*Task directions*
Return only how many lines in the data include the string "Clothing".

Stored items:
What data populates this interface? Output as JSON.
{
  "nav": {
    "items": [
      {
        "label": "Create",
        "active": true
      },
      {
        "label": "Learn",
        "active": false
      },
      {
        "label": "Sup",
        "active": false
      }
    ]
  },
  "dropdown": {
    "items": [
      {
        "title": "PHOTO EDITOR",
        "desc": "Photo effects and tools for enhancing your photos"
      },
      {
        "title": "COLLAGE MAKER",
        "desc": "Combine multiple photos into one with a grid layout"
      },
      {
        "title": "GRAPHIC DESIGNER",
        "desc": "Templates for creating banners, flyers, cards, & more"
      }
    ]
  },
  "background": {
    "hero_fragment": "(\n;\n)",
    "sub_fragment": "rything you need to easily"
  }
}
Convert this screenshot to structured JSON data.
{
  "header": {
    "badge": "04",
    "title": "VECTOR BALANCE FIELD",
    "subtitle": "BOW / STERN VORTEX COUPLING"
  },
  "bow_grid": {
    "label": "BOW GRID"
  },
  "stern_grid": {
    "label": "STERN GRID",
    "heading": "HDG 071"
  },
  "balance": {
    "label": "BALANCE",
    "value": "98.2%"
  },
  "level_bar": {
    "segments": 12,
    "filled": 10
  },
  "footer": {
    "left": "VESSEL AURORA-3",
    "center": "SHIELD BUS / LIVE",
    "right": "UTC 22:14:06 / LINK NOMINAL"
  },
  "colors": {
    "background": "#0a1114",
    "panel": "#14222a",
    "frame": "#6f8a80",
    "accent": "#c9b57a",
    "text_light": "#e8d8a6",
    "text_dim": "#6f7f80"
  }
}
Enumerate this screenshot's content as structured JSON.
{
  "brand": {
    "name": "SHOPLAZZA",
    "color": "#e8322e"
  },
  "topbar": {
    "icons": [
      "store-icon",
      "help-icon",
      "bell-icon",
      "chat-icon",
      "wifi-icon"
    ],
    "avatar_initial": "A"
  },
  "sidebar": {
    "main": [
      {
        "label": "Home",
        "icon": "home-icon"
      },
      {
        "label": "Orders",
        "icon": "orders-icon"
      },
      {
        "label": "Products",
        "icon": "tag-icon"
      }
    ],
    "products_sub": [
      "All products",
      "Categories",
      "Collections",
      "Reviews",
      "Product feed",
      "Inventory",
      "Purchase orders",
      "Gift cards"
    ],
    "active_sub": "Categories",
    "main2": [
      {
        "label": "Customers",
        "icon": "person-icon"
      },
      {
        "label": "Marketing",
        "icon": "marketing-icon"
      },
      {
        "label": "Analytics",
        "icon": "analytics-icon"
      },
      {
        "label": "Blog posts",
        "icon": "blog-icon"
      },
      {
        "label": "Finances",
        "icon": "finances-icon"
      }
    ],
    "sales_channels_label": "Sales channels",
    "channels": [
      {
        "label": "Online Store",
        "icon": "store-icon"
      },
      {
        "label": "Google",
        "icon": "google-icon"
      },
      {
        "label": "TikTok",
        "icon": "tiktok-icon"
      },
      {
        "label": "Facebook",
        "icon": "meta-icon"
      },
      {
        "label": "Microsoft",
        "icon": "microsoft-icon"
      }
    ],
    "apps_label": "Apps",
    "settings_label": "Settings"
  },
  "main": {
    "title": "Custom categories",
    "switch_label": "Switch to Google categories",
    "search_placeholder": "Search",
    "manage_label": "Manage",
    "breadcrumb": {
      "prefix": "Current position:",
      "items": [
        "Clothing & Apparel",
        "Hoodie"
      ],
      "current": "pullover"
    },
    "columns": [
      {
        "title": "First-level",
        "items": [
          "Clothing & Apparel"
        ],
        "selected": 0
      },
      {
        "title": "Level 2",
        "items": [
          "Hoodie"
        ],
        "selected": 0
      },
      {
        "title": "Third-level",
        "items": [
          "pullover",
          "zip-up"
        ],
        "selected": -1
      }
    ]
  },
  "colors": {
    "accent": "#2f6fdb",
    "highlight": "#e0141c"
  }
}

*Written response*
2